→ PROBLEM REQUIREMENTS
Across these entries, count the lines holding the string "PossiblySetosa"; the number is the whole answer.

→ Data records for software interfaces
>>>

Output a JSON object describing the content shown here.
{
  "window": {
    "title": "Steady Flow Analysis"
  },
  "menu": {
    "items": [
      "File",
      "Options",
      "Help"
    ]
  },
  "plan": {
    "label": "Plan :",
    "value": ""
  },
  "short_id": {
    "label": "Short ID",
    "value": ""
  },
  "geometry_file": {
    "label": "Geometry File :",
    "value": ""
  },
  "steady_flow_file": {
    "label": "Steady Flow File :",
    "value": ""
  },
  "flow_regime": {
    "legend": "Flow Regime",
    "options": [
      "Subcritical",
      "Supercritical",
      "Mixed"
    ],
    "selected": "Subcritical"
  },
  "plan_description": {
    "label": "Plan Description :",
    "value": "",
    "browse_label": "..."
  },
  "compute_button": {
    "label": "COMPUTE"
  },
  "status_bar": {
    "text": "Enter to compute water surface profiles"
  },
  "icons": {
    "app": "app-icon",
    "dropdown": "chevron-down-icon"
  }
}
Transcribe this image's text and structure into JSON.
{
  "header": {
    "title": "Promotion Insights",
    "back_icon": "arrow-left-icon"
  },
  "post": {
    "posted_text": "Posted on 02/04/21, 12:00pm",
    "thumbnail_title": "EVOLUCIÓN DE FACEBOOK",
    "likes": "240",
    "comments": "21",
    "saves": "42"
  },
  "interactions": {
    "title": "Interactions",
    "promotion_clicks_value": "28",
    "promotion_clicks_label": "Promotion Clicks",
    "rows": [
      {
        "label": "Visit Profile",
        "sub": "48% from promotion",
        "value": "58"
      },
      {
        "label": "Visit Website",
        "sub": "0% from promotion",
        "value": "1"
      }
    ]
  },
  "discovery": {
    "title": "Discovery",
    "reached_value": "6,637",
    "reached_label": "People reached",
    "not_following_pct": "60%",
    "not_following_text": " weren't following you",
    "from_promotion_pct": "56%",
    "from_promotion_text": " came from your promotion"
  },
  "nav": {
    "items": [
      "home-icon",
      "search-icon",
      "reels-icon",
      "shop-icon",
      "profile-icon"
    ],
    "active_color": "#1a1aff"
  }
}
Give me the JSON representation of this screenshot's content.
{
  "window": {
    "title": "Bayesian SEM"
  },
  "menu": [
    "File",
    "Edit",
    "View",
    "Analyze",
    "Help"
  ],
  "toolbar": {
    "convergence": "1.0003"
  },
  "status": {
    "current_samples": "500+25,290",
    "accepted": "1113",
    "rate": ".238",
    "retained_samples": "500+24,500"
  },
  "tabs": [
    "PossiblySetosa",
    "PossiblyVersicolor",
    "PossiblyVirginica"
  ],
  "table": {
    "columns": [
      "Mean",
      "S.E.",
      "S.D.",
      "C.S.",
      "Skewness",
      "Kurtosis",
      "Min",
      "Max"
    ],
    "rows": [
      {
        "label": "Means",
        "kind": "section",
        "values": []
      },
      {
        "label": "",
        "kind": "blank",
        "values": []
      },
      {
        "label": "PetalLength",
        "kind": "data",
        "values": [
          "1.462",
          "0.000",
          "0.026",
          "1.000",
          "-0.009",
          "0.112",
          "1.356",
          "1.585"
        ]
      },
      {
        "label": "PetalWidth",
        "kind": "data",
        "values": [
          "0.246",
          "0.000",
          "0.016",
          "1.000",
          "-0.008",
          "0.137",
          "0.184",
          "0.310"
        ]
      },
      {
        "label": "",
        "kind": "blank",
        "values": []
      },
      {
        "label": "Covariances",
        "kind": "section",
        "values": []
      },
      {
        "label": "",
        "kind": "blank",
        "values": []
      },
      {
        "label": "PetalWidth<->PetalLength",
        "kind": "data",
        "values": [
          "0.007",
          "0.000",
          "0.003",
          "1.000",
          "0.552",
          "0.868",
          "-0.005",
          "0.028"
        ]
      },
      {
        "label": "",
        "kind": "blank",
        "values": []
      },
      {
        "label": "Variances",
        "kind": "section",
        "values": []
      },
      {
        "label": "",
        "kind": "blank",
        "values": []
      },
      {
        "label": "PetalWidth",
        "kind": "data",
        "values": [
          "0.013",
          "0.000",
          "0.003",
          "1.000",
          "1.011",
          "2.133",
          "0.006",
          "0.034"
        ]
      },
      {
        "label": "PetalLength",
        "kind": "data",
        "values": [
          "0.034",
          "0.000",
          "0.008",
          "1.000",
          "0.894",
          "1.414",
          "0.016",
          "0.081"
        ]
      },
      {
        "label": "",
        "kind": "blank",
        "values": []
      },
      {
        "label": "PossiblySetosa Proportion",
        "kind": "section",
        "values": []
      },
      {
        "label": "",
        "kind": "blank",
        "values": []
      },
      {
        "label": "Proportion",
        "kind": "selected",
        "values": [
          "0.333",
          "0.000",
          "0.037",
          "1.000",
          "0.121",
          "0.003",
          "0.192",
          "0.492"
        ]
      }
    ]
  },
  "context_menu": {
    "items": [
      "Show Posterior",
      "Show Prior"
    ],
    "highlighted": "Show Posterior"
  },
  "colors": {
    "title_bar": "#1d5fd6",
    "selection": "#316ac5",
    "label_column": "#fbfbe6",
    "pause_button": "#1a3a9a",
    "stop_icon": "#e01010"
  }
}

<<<

→ ANSWER AREA
2